PROMPT: What is the number of lines in the entries that contain the word "time"? Answer with that figure alone.

━━ PROVIDED DATA ━━

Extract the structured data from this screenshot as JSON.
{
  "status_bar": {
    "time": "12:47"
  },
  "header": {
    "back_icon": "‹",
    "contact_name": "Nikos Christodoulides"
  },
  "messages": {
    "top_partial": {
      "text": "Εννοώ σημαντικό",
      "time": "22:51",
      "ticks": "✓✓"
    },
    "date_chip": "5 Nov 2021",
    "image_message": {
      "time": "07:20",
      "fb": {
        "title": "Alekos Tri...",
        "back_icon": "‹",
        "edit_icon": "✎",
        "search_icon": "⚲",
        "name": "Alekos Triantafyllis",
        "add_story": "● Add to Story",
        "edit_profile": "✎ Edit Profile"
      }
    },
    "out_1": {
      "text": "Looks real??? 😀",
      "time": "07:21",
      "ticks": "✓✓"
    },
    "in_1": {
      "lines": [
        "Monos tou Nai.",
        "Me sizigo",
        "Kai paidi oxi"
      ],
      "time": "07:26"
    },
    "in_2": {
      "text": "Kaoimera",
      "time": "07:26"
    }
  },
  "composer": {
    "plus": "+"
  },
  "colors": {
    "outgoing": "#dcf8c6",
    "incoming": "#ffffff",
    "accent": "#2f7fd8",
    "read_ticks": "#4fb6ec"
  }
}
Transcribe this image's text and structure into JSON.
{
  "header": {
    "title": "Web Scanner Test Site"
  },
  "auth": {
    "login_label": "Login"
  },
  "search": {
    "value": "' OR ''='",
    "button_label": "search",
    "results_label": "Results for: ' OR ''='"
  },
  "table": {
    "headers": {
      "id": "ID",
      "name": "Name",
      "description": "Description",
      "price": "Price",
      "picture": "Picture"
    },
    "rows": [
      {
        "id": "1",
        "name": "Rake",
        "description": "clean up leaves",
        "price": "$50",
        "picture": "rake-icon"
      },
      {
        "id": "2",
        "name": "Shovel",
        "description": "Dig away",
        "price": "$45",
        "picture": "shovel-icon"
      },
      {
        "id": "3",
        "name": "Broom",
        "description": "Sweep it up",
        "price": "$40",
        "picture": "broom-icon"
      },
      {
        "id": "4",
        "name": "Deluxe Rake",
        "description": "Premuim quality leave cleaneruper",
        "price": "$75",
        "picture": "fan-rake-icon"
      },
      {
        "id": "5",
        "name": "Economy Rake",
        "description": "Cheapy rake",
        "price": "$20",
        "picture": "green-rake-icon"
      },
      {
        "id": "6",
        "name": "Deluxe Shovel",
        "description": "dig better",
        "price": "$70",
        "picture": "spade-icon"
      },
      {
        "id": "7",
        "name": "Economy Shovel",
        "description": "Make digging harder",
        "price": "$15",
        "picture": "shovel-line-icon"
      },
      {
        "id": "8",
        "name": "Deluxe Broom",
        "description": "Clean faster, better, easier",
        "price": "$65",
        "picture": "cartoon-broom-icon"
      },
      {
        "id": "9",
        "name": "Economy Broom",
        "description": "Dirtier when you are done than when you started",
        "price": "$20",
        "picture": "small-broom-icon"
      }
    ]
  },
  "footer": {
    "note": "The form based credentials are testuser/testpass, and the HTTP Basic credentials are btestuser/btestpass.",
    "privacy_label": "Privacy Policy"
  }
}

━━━

RESPONSE TO THIS TASK: 6